But that didn’t happen. Power didn’t go out, either. In fact, Cyril Fitzsimons, the 68-year-old owner of Cyril’s Fish House, located on the stretch, had just one problem -- no waitstaff on Sunday.
“Where is everyone?” said Fitzsimons, who has owned the bar and restaurant for 22 years. Fitzsimons had 12 customers call Sunday morning to ask whether the restaurant was open, he said. “Where is my staff?”
As the rain stopped Sunday morning and the wind died down, business in the resort town began to resume as usual -- at least for establishments serving breakfast or alcohol.
“Egg sandwiches and beer,” said Scott Wymbs, a fisherman from Montauk, about how he’d spend the day post-storm. He ordered his breakfast from Ronnie’s Grocery and Deli, which opened like it does every day at 6 a.m.
As for fishing, Wymbs and his brother Frank, also a fisherman, said there would be no work Sunday. The boats were out of the water and the rough sea wasn’t conducive to catching many fish.
Across the street at John’s Pancake House, waitresses were bustling around the restaurant serving breakfast to a large crowd.
Jennifer Greenlees and Ross Patten, who live in a low-lying area of Montauk near Hither Hills, said they didn’t have power or water at their houses and were surprised to see so much open in town.
“Everything’s open,” said Patten, who had a 20-foot-tall tree fall in his front yard. “7-Eleven stayed open all night.”
Parts of Montauk south of Montauk Highway flooded, beaches were roped off and water overflowing into the street, and many homes and businesses lost power.
Down the road in East Hampton, Main Street was still boarded up and most businesses were closed.
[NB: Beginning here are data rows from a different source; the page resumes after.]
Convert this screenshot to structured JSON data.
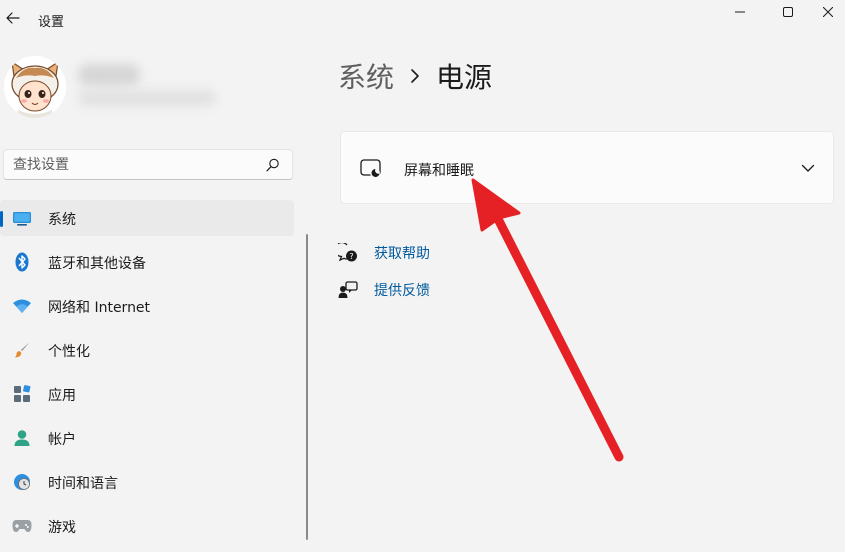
{
  "window": {
    "title": "设置"
  },
  "search": {
    "placeholder": "查找设置"
  },
  "sidebar": {
    "items": [
      {
        "label": "系统",
        "icon": "display-icon",
        "selected": true
      },
      {
        "label": "蓝牙和其他设备",
        "icon": "bluetooth-icon",
        "selected": false
      },
      {
        "label": "网络和 Internet",
        "icon": "wifi-icon",
        "selected": false
      },
      {
        "label": "个性化",
        "icon": "brush-icon",
        "selected": false
      },
      {
        "label": "应用",
        "icon": "apps-icon",
        "selected": false
      },
      {
        "label": "帐户",
        "icon": "person-icon",
        "selected": false
      },
      {
        "label": "时间和语言",
        "icon": "globe-clock-icon",
        "selected": false
      },
      {
        "label": "游戏",
        "icon": "gamepad-icon",
        "selected": false
      }
    ]
  },
  "breadcrumb": {
    "parent": "系统",
    "current": "电源"
  },
  "settings": {
    "screen_sleep_label": "屏幕和睡眠"
  },
  "help": {
    "get_help": "获取帮助",
    "feedback": "提供反馈"
  },
  "colors": {
    "accent": "#0067c0",
    "link": "#005a9e",
    "annotation_arrow": "#e52125"
  }
}
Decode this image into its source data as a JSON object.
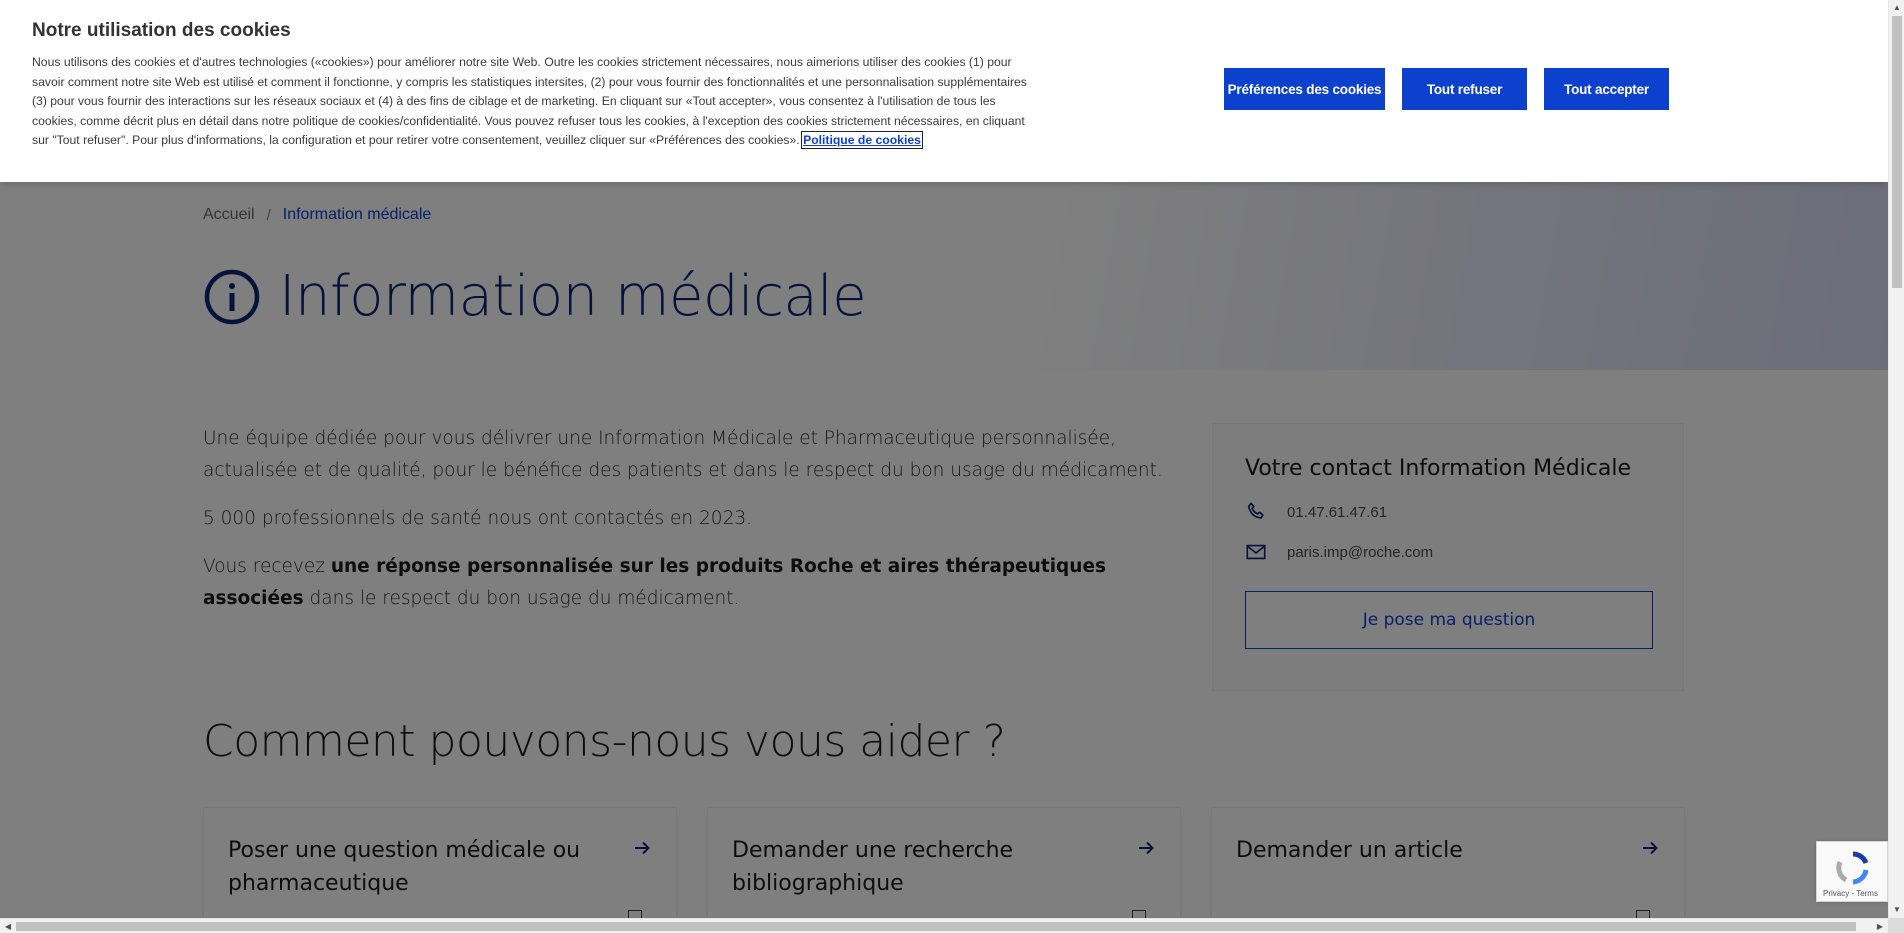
{
  "cookie_banner": {
    "title": "Notre utilisation des cookies",
    "description": "Nous utilisons des cookies et d'autres technologies («cookies») pour améliorer notre site Web. Outre les cookies strictement nécessaires, nous aimerions utiliser des cookies (1) pour savoir comment notre site Web est utilisé et comment il fonctionne, y compris les statistiques intersites, (2) pour vous fournir des fonctionnalités et une personnalisation supplémentaires (3) pour vous fournir des interactions sur les réseaux sociaux et (4) à des fins de ciblage et de marketing. En cliquant sur «Tout accepter», vous consentez à l'utilisation de tous les cookies, comme décrit plus en détail dans notre politique de cookies/confidentialité. Vous pouvez refuser tous les cookies, à l'exception des cookies strictement nécessaires, en cliquant sur \"Tout refuser\". Pour plus d'informations, la configuration et pour retirer votre consentement, veuillez cliquer sur «Préférences des cookies».",
    "policy_link": "Politique de cookies",
    "btn_preferences": "Préférences des cookies",
    "btn_refuse": "Tout refuser",
    "btn_accept": "Tout accepter"
  },
  "breadcrumb": {
    "home": "Accueil",
    "separator": "/",
    "current": "Information médicale"
  },
  "hero": {
    "icon": "info-circle-icon",
    "title": "Information médicale"
  },
  "intro": {
    "p1": "Une équipe dédiée pour vous délivrer une Information Médicale et Pharmaceutique personnalisée, actualisée et de qualité, pour le bénéfice des patients et dans le respect du bon usage du médicament.",
    "p2": "5 000 professionnels de santé nous ont contactés en 2023.",
    "p3_before": "Vous recevez ",
    "p3_bold": "une réponse personnalisée sur les produits Roche et aires thérapeutiques associées",
    "p3_after": " dans le respect du bon usage du médicament."
  },
  "contact": {
    "title": "Votre contact Information Médicale",
    "phone_icon": "phone-icon",
    "phone": "01.47.61.47.61",
    "email_icon": "mail-icon",
    "email": "paris.imp@roche.com",
    "button": "Je pose ma question"
  },
  "help": {
    "title": "Comment pouvons-nous vous aider ?",
    "cards": [
      {
        "title": "Poser une question médicale ou pharmaceutique"
      },
      {
        "title": "Demander une recherche bibliographique"
      },
      {
        "title": "Demander un article"
      }
    ]
  },
  "recaptcha": {
    "text": "Privacy - Terms"
  },
  "colors": {
    "brand_blue": "#0b41cd",
    "title_navy": "#0a2472"
  }
}
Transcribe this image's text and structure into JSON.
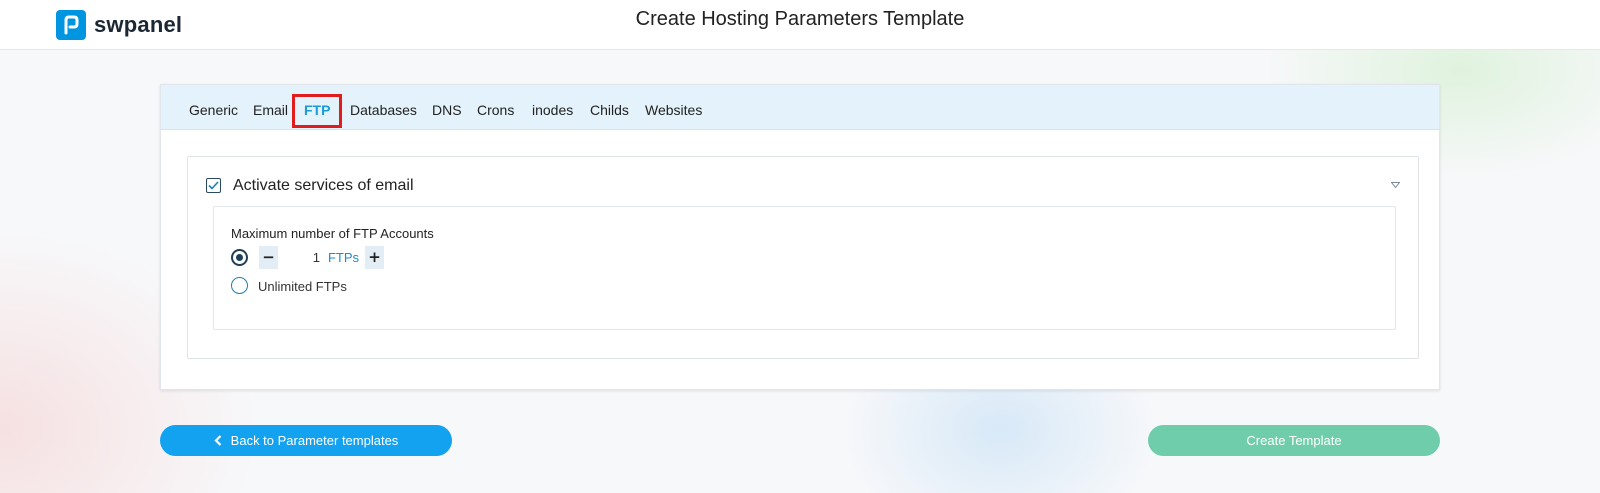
{
  "header": {
    "logo_text": "swpanel",
    "page_title": "Create Hosting Parameters Template"
  },
  "tabs": [
    {
      "label": "Generic",
      "active": false
    },
    {
      "label": "Email",
      "active": false
    },
    {
      "label": "FTP",
      "active": true
    },
    {
      "label": "Databases",
      "active": false
    },
    {
      "label": "DNS",
      "active": false
    },
    {
      "label": "Crons",
      "active": false
    },
    {
      "label": "inodes",
      "active": false
    },
    {
      "label": "Childs",
      "active": false
    },
    {
      "label": "Websites",
      "active": false
    }
  ],
  "panel": {
    "title": "Activate services of email",
    "checked": true,
    "field_label": "Maximum number of FTP Accounts",
    "stepper": {
      "value": "1",
      "unit": "FTPs",
      "minus": "−",
      "plus": "+"
    },
    "unlimited_label": "Unlimited FTPs",
    "selected_option": "limited"
  },
  "buttons": {
    "back_label": "Back to Parameter templates",
    "create_label": "Create Template"
  },
  "colors": {
    "accent": "#12a2ef",
    "create_button": "#6fcdac",
    "tab_active": "#1b9ad8",
    "highlight_box": "#e01c1c"
  }
}
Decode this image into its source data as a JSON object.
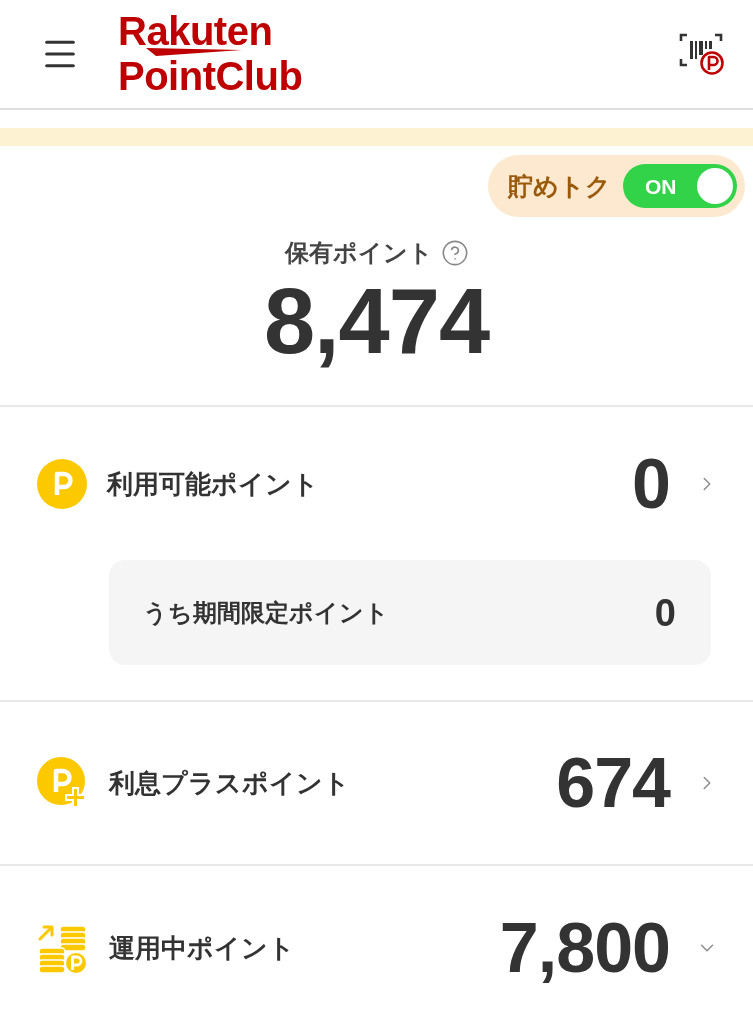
{
  "header": {
    "logo_line_1": "Rakuten",
    "logo_line_2": "PointClub"
  },
  "savings_toggle": {
    "label": "貯めトク",
    "switch_text": "ON",
    "on": true
  },
  "total_points": {
    "label": "保有ポイント",
    "value": "8,474"
  },
  "rows": [
    {
      "kind": "available",
      "label": "利用可能ポイント",
      "value": "0",
      "expandable": false,
      "detail": {
        "label": "うち期間限定ポイント",
        "value": "0"
      }
    },
    {
      "kind": "interest",
      "label": "利息プラスポイント",
      "value": "674",
      "expandable": false
    },
    {
      "kind": "invested",
      "label": "運用中ポイント",
      "value": "7,800",
      "expandable": true
    }
  ]
}
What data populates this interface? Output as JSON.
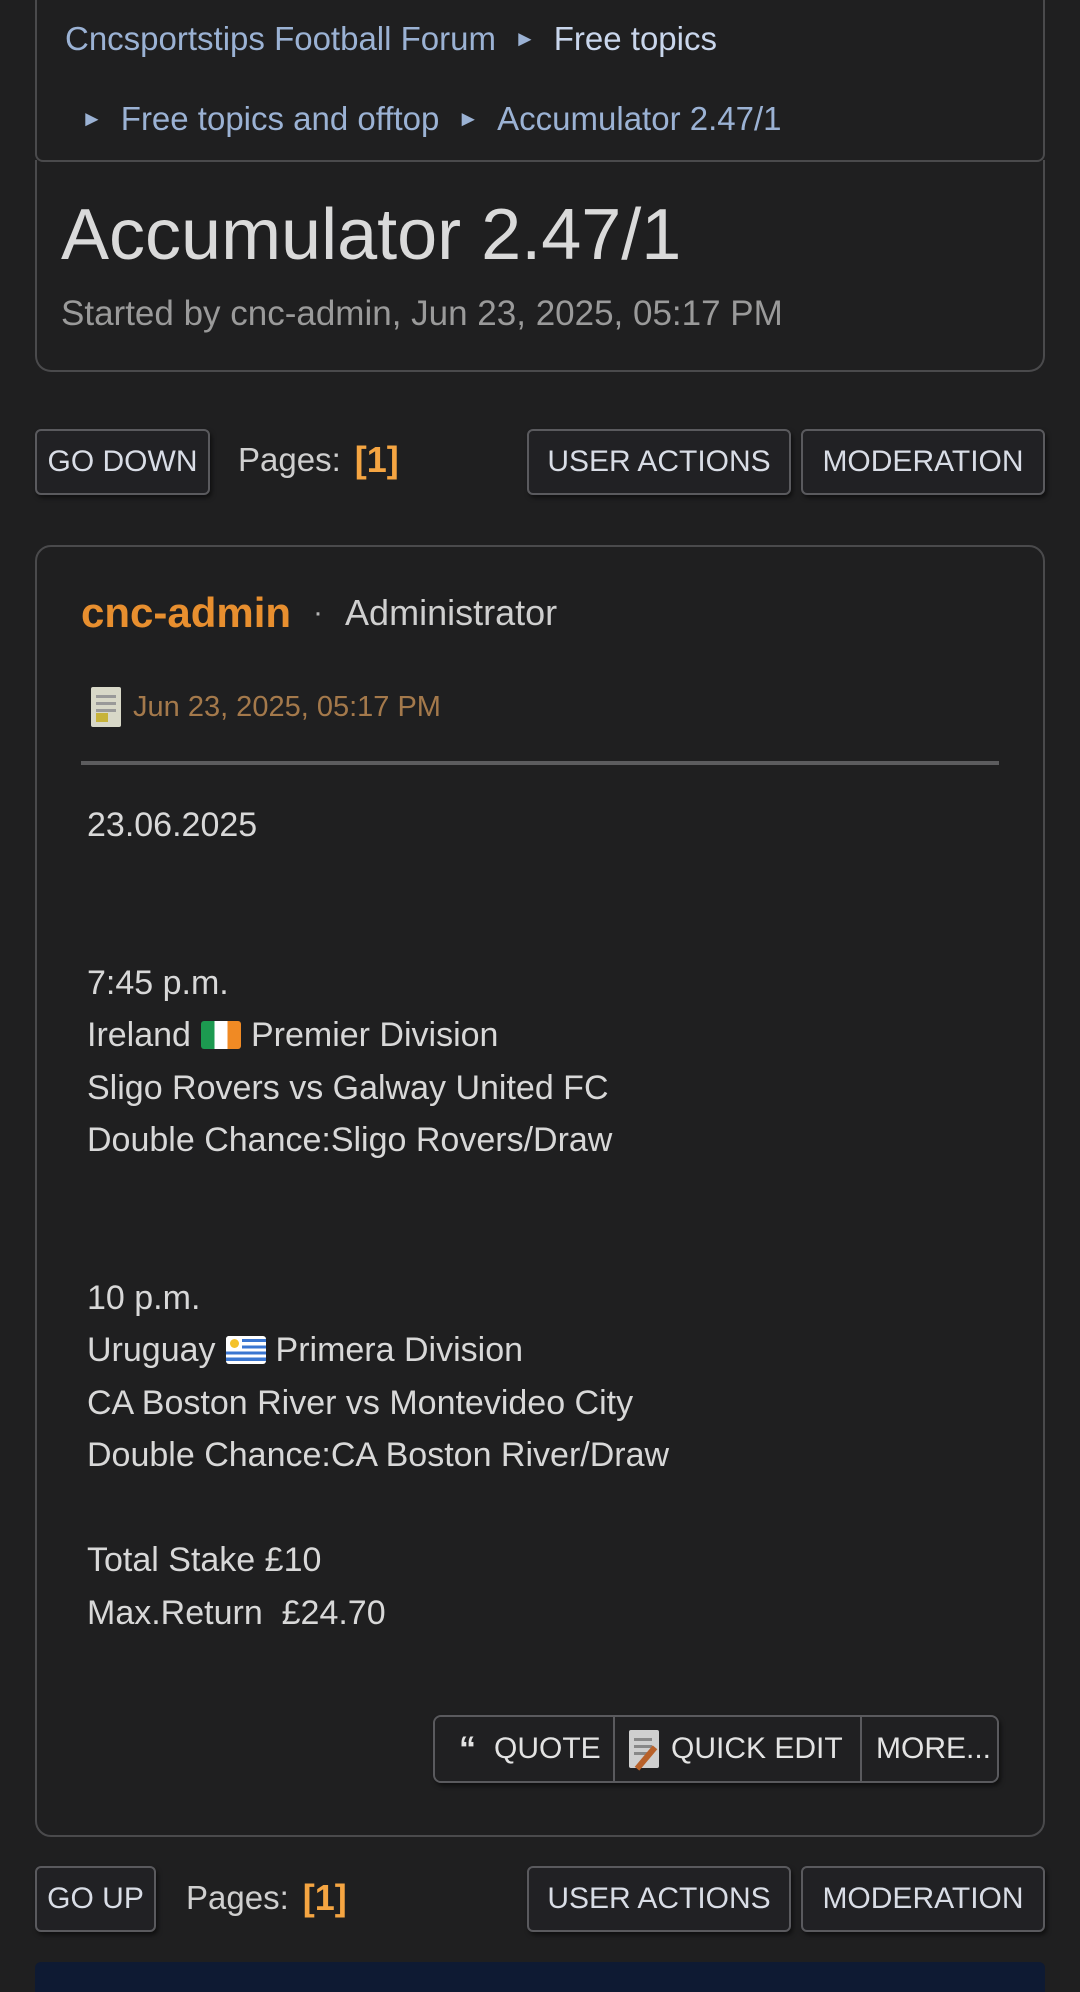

Newtown Lane was shut down by police.
But according to Fitzsimons, it was time to get things back to normal.
“It was a nonevent,” he said, adding that he lost 90 percent of his business on Saturday, one of the last of the summer.
He said he can be found in his usual seat at the restaurant, where he stays from open to close, seven days a week.
“Tell everyone, ‘Cyril expects to see his friends back here next weekend,’” he said.
Photo: Cyril Fitzsimons, owner of Cyril's Fish House in Amagansett, holds up an evacuation notice he received in preparation for Hurricane Irene. (Aug. 28, 2011)